You know you’re in for another bout of an anxiety-filled day when you’re having difficulties concentrating at work or school. Your head gets foggy, your palms get oddly sweaty, and your heart starts to pound like crazy. What’s more, you’re morphing into Mr. or Miss Cranky.
Strictly speaking, anxiety is a perceived apprehension or danger over an upcoming event.
While anxiety may have been useful in the prehistoric era when our ancestors were running away from predators or gathering food in the woods, it’s not as helpful as we tackle modern day versions of events or things that push us over the edge — the morning traffic, an offhand comment on social media, or an overflowing email inbox .
What Causes Anxiety in the First Place
Researchers and experts on anxiety haven’t reached a consensus as to what specifically causes anxiety and depression, but most of them would agree that it’s likely a mix of genetics, environment, and psychology.
Besides feeling hopeless and pessimistic, people with chronic anxiety may find themselves losing interest in their daily lives. They’re also likely to suffer from other health issues such as autoimmune diseases, diabetes, and high blood pressure.
The Conventional Way of Managing Anxiety
A combination of anti-anxiety medications and antidepressants are often prescribed as conventional means to manage symptoms of anxiety.
Although they can be effective during the first few doses, a lot of patients find themselves experiencing adverse effects. These include but are not limited to unwanted weight gain, insomnia, chronic dry mouth, and reduced sexual drive.
Fortunately, there’s an increasing body of research demonstrating that anxiety symptoms can be managed without adverse effects through exercise, meditation, mindfulness based cognitive therapy, and medical cannabis.
How Cannabis Works in Managing Anxiety
Tetrahydrocannabinol (THC) and cannabidiol (CBD) are two of the most studied compounds in cannabis.
Cannabis strains with higher CBD have been shown to be more effective in managing anxiety-related symptoms. Meanwhile, strains with high THC have been shown to mimic the body’s natural coping mechanism in blocking out traumatic memories, particularly in patients suffering from anxiety and PTSD.

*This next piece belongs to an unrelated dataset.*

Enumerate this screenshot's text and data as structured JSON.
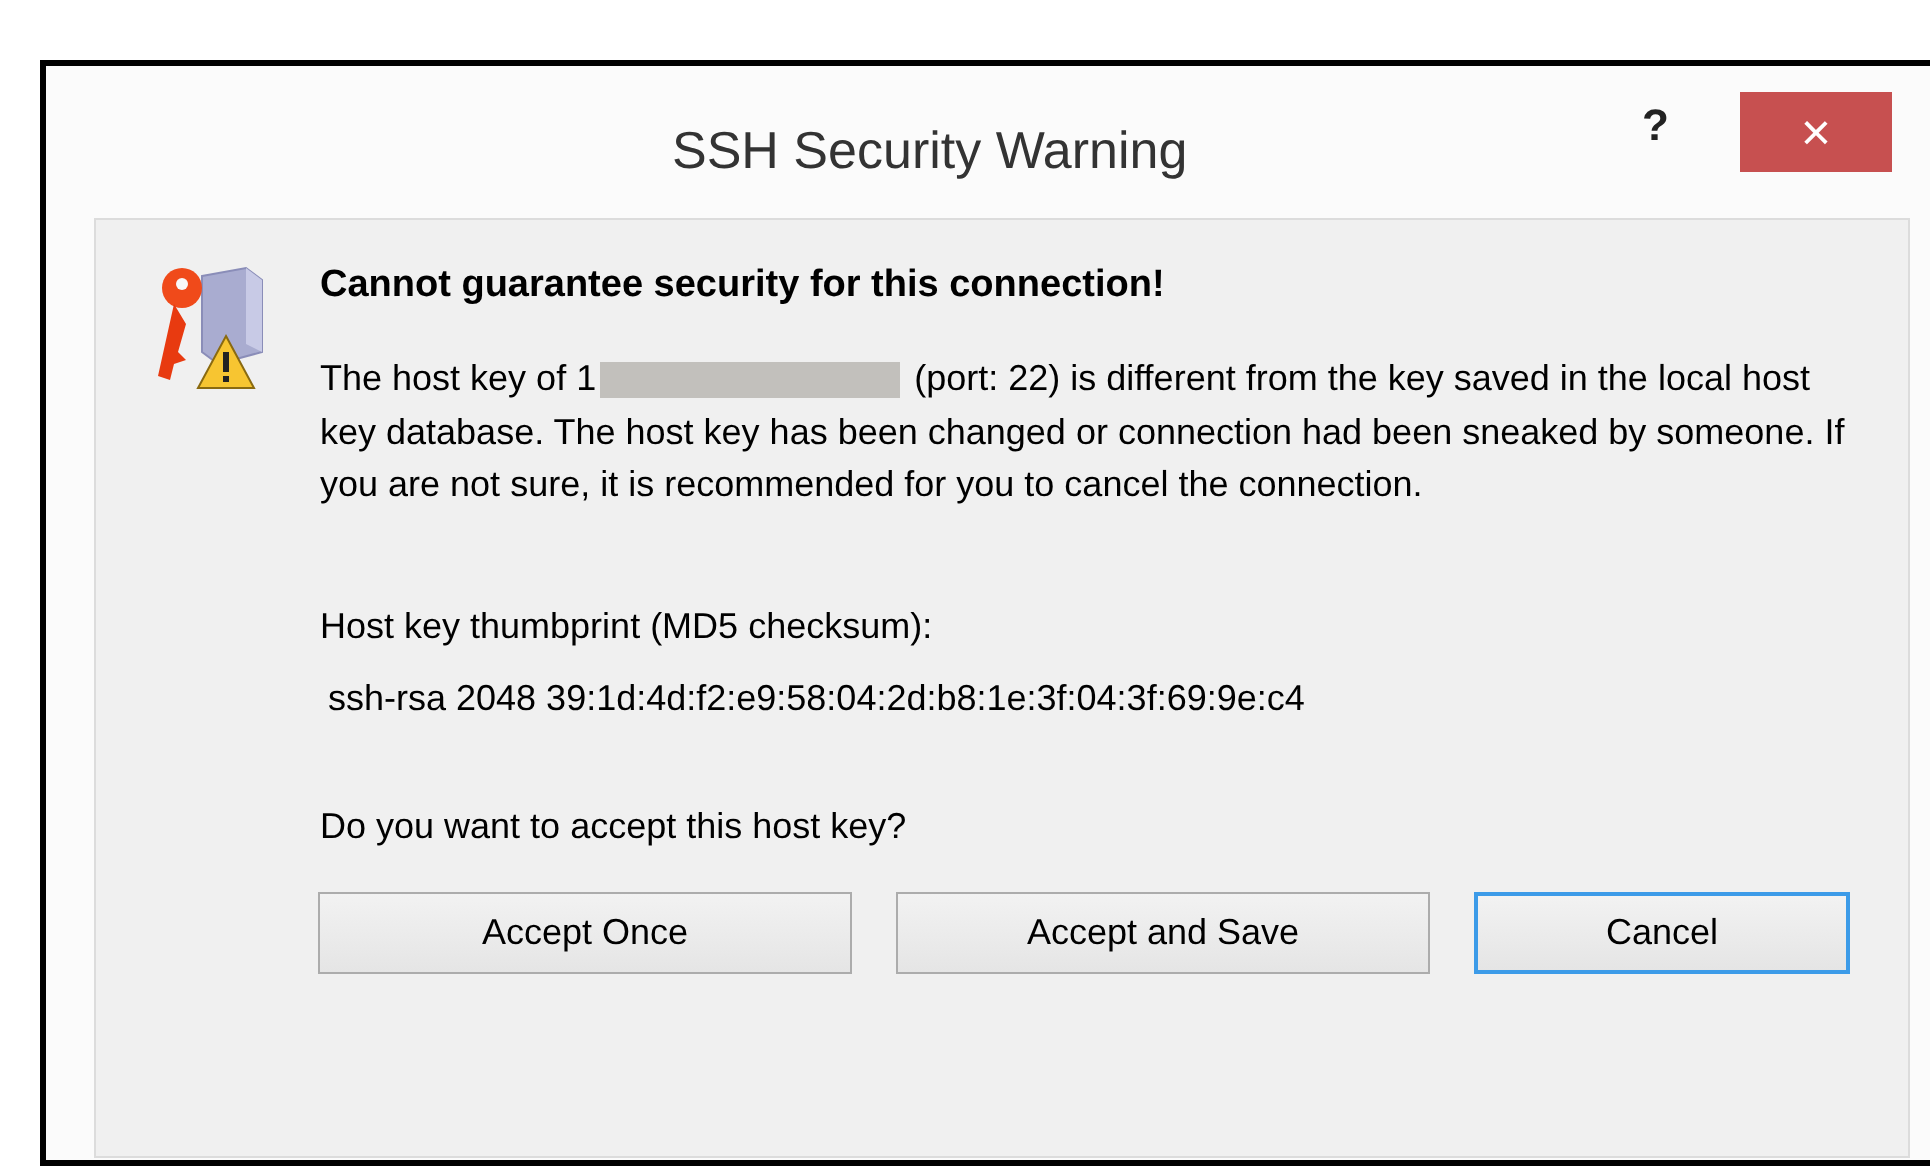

In a German study, research findings seem to suggest that the body’s natural supply of cannabinoids flood the amygdala (the brain’s fear center) and aid in erasing unpleasant memories. Furthermore, a 2011 study published in Neuropyschopharmacology showed that CBD was extremely beneficial for people with severe social anxiety.
Finally, a study by researchers at the Washington State University (whose findings were just published in 2017) indicated that the positive effects of cannabis on stress and anxiety tend to extend beyond the period of cannabis consumption.
The study’s findings, published in the medical journal Psychopharmacology, found out that people who use cannabis daily or almost daily had a blunted stress reaction when exposed to high-stress situations, even after a period of abstinence in using cannabis.
While non-cannabis participants of the study had elevated levels of the stress hormone cortisol when stressed and reported feeling anxious, chronic cannabis users reported lower levels of anxiety. Surprisingly, there were no changes in their cortisol levels under high stress. In short, it was as if they were under no stress at all.
Give Cannabis a Try to Banish Anxious Thoughts
Research is underway across the world to figure out if medical cannabis can truly manage anxiety in the long run. It’s worth noting that not all cannabis strains are created equal. With that said, it pays to get yourself evaluated by experts to determine which strain is most effective for you.
If you’re considering cannabis for your anxiety and stress, send us a quick message to schedule an appointment with Dr. Hauser today!